Or should they jump through each of my favourite games only? Sonic the Hedgehog 2 on the Master System, Super Mario Bros. 3 on the NES, F-Zero on the Super Nintendo, Pokemon Blue on the original Gameboy, and so on.
And, should they experience the “classics” that I have never played but that are mentioned in every retro gaming conversation? Zelda, Chronos Trigger, Super Metroid? (Yes, there are some pretty significant gaps in my gaming history. Don’t hate.)
But, what if I went down the modern game route? Beautiful 3D graphics, refined control schemes, and realistic sound effects, things I’ve come to take for granted as I’ve grown and video games have evolved. Where should it start? Relatively recent games like Viva Pinata on the Xbox 360? Little Big Planet on the PS3? Any Lego game ever on the PC? Or with the plethora of current-gen kid-friendly games on the Nintendo Switch, Xbox One, PS4 and PC?
How I Introduced My Daughter to Video Games
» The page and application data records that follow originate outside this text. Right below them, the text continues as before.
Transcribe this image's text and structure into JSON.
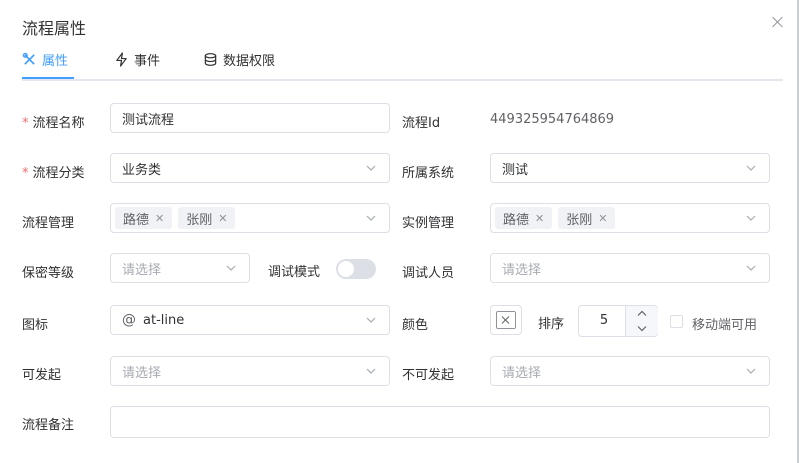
{
  "dialog": {
    "title": "流程属性"
  },
  "tabs": [
    {
      "label": "属性",
      "icon": "tools-icon",
      "active": true
    },
    {
      "label": "事件",
      "icon": "lightning-icon",
      "active": false
    },
    {
      "label": "数据权限",
      "icon": "database-icon",
      "active": false
    }
  ],
  "form": {
    "process_name": {
      "label": "流程名称",
      "value": "测试流程",
      "required": true
    },
    "process_id": {
      "label": "流程Id",
      "value": "449325954764869"
    },
    "process_category": {
      "label": "流程分类",
      "value": "业务类",
      "required": true
    },
    "system": {
      "label": "所属系统",
      "value": "测试"
    },
    "process_admin": {
      "label": "流程管理",
      "tags": [
        "路德",
        "张刚"
      ]
    },
    "instance_admin": {
      "label": "实例管理",
      "tags": [
        "路德",
        "张刚"
      ]
    },
    "secrecy": {
      "label": "保密等级",
      "placeholder": "请选择"
    },
    "debug_mode": {
      "label": "调试模式",
      "enabled": false
    },
    "debug_users": {
      "label": "调试人员",
      "placeholder": "请选择"
    },
    "icon_field": {
      "label": "图标",
      "value": "at-line"
    },
    "color": {
      "label": "颜色"
    },
    "sort": {
      "label": "排序",
      "value": "5"
    },
    "mobile": {
      "label": "移动端可用",
      "checked": false
    },
    "can_start": {
      "label": "可发起",
      "placeholder": "请选择"
    },
    "cannot_start": {
      "label": "不可发起",
      "placeholder": "请选择"
    },
    "remark": {
      "label": "流程备注",
      "value": ""
    }
  },
  "colors": {
    "accent": "#409eff",
    "required": "#f56c6c",
    "border": "#dcdfe6"
  }
}
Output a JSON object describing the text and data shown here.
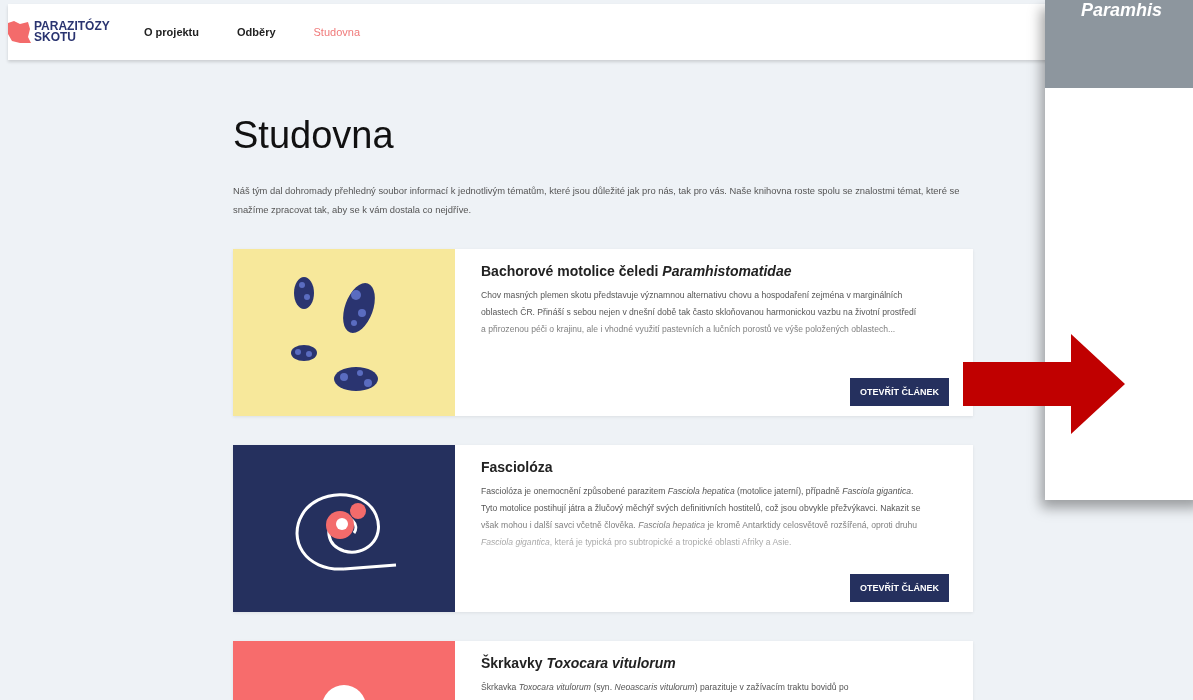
{
  "header": {
    "logo": [
      "PARAZITÓZY",
      "SKOTU"
    ],
    "nav": [
      {
        "label": "O projektu",
        "selected": false
      },
      {
        "label": "Odběry",
        "selected": false
      },
      {
        "label": "Studovna",
        "selected": true
      }
    ]
  },
  "page": {
    "title": "Studovna",
    "intro": "Náš tým dal dohromady přehledný soubor informací k jednotlivým tématům, které jsou důležité jak pro nás, tak pro vás. Naše knihovna roste spolu se znalostmi témat, které se snažíme zpracovat tak, aby se k vám dostala co nejdříve."
  },
  "articles": [
    {
      "kind": "flukes",
      "title": "Bachorové motolice čeledi *Paramhistomatidae*",
      "text": "Chov masných plemen skotu představuje významnou alternativu chovu a hospodaření zejména v marginálních oblastech ČR. Přináší s sebou nejen v dnešní době tak často skloňovanou harmonickou vazbu na životní prostředí a přirozenou péči o krajinu, ale i vhodné využití pastevních a lučních porostů ve výše položených oblastech...",
      "button": "OTEVŘÍT ČLÁNEK"
    },
    {
      "kind": "snail",
      "title": "Fasciolóza",
      "text": "Fasciolóza je onemocnění způsobené parazitem *Fasciola hepatica* (motolice jaterní), případně *Fasciola gigantica*. Tyto motolice postihují játra a žlučový měchýř svých definitivních hostitelů, což jsou obvykle přežvýkavci. Nakazit se však mohou i další savci včetně člověka. *Fasciola hepatica* je kromě Antarktidy celosvětově rozšířená, oproti druhu *Fasciola gigantica*, která je typická pro subtropické a tropické oblasti Afriky a Asie.",
      "button": "OTEVŘÍT ČLÁNEK"
    },
    {
      "kind": "roundworm",
      "title": "Škrkavky *Toxocara vitulorum*",
      "text": "Škrkavka *Toxocara vitulorum* (syn. *Neoascaris vitulorum*) parazituje v zažívacím traktu bovidů po"
    }
  ],
  "overlay": {
    "caption": "Paramhis"
  }
}
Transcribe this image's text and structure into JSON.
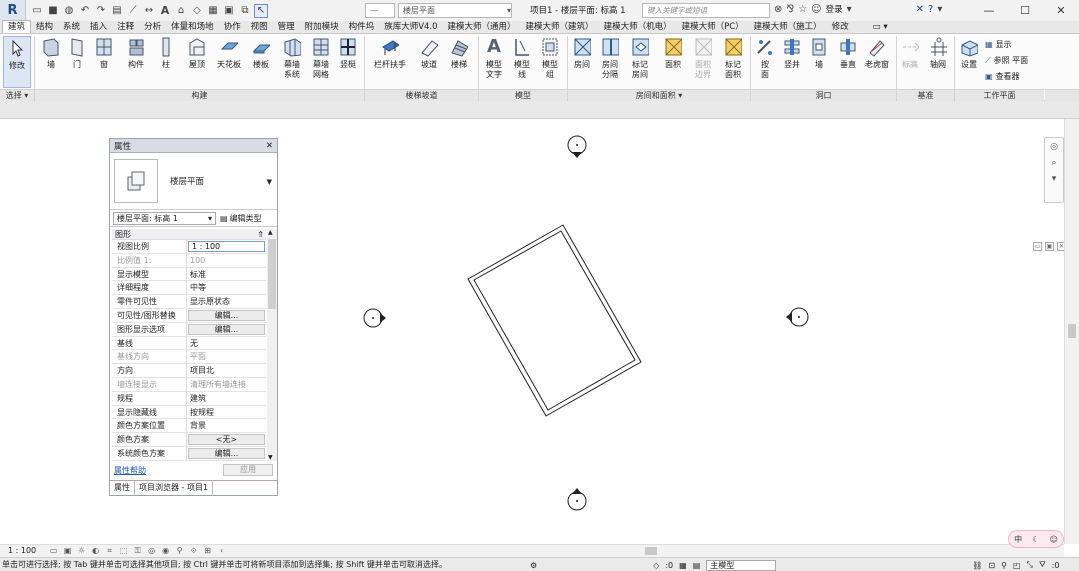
{
  "title": {
    "doc_title": "项目1 - 楼层平面: 标高 1",
    "search_placeholder": "键入关键字或短语",
    "login": "登录",
    "level_combo": "楼层平面"
  },
  "tabs": [
    "建筑",
    "结构",
    "系统",
    "插入",
    "注释",
    "分析",
    "体量和场地",
    "协作",
    "视图",
    "管理",
    "附加模块",
    "构件坞",
    "族库大师V4.0",
    "建模大师（通用）",
    "建模大师（建筑）",
    "建模大师（机电）",
    "建模大师（PC）",
    "建模大师（施工）",
    "修改"
  ],
  "ribbon": {
    "modify": "修改",
    "wall": "墙",
    "door": "门",
    "window": "窗",
    "component": "构件",
    "column": "柱",
    "roof": "屋顶",
    "ceiling": "天花板",
    "floor": "楼板",
    "curtain_system": "幕墙\n系统",
    "curtain_grid": "幕墙\n网格",
    "mullion": "竖梃",
    "railing": "栏杆扶手",
    "ramp": "坡道",
    "stair": "楼梯",
    "model_text": "模型\n文字",
    "model_line": "模型\n线",
    "model_group": "模型\n组",
    "room": "房间",
    "room_sep": "房间\n分隔",
    "tag_room": "标记\n房间",
    "area": "面积",
    "area_boundary": "面积\n边界",
    "tag_area": "标记\n面积",
    "by_face": "按\n面",
    "shaft": "竖井",
    "wall_opening": "墙",
    "vertical": "垂直",
    "dormer": "老虎窗",
    "level": "标高",
    "grid": "轴网",
    "set": "设置",
    "show": "显示",
    "ref_plane": "参照 平面",
    "viewer": "查看器",
    "panel_select": "选择",
    "panel_build": "构建",
    "panel_circulation": "楼梯坡道",
    "panel_model": "模型",
    "panel_room": "房间和面积",
    "panel_opening": "洞口",
    "panel_datum": "基准",
    "panel_workplane": "工作平面"
  },
  "properties": {
    "title": "属性",
    "type_name": "楼层平面",
    "instance_selector": "楼层平面: 标高 1",
    "edit_type": "编辑类型",
    "group": "图形",
    "rows": [
      {
        "k": "视图比例",
        "v": "1 : 100",
        "style": "boxed"
      },
      {
        "k": "比例值 1:",
        "v": "100",
        "style": "dim"
      },
      {
        "k": "显示模型",
        "v": "标准",
        "style": ""
      },
      {
        "k": "详细程度",
        "v": "中等",
        "style": ""
      },
      {
        "k": "零件可见性",
        "v": "显示原状态",
        "style": ""
      },
      {
        "k": "可见性/图形替换",
        "v": "编辑...",
        "style": "btn"
      },
      {
        "k": "图形显示选项",
        "v": "编辑...",
        "style": "btn"
      },
      {
        "k": "基线",
        "v": "无",
        "style": ""
      },
      {
        "k": "基线方向",
        "v": "平面",
        "style": "dim"
      },
      {
        "k": "方向",
        "v": "项目北",
        "style": ""
      },
      {
        "k": "墙连接显示",
        "v": "清理所有墙连接",
        "style": "dim"
      },
      {
        "k": "规程",
        "v": "建筑",
        "style": ""
      },
      {
        "k": "显示隐藏线",
        "v": "按规程",
        "style": ""
      },
      {
        "k": "颜色方案位置",
        "v": "背景",
        "style": ""
      },
      {
        "k": "颜色方案",
        "v": "<无>",
        "style": "btn"
      },
      {
        "k": "系统颜色方案",
        "v": "编辑...",
        "style": "btn"
      }
    ],
    "help": "属性帮助",
    "apply": "应用",
    "tab_props": "属性",
    "tab_browser": "项目浏览器 - 项目1"
  },
  "view": {
    "scale": "1 : 100"
  },
  "status": {
    "text": "单击可进行选择; 按 Tab 键并单击可选择其他项目; 按 Ctrl 键并单击可将新项目添加到选择集; 按 Shift 键并单击可取消选择。",
    "zero1": ":0",
    "main_model": "主模型",
    "zero2": ":0"
  },
  "ime": {
    "label": "中"
  },
  "colors": {
    "accent": "#1b4a8a",
    "ribbon_blue": "#3b78c8"
  }
}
I’ve written about my daughter getting into video games before and, in truth, it wasn’t as complicated as I thought it needed to be. In my mind, it needed to be some kind of divine passing of the controller from father to child, but, well, that would have been stupid. A little bit cool, but stupid.
My daughter got into video games initially by playing games on her Kindle. We bought her a Kindle Fire for Kids with a subscription to the Fire Kids Unlimited service, basically giving her a ton of touch and tap games to play. This got her used to the idea of video games; collecting coins, completing levels, winning. Then she started to show an interest when my wife and I would play Overcooked, so we hooked up a third controller and let her run around aimlessly while we too ran around aimlessly trying to fulfil food orders. From there, I gave my daughter an old PS3, then we got PS Now, and now she is my little player 2 several afternoons a week.
I always thought that I would introduce my children to my favourite games moving through the ages. I liked the idea of them coming to appreciate how video games have evolved in my lifetime and where they are going. I wanted them to understand why thumbsticks are such a great innovation, and to experience the sensation of blowing on a cartridge before slotting it into a blocky console (even if you’re not supposed to). It turns out that all I really wanted was for my daughter to enjoy playing games with me so that we can bond over a hobby that I feel is a part of my identity. My son is beginning to show an interest now, too, though we’re some way away from me giving my whole family a beating in a Goldeneye deathmatch. One day, though.
I do still intend to play some of the games from my youth with my kids. I don’t want them to look down on 8-bit games as being inferior – I want them to understand that fun is fun regardless of the screen resolution. But at the end of the day, all that matters is that your kids have fun, whether that is with a retro game, a modern game, or something else that interests them. As adult gamers, we’ve had our childhoods and while I know we all want to relive a piece of what we had through our little ones, sometimes it is just as much fun going on a new adventure together.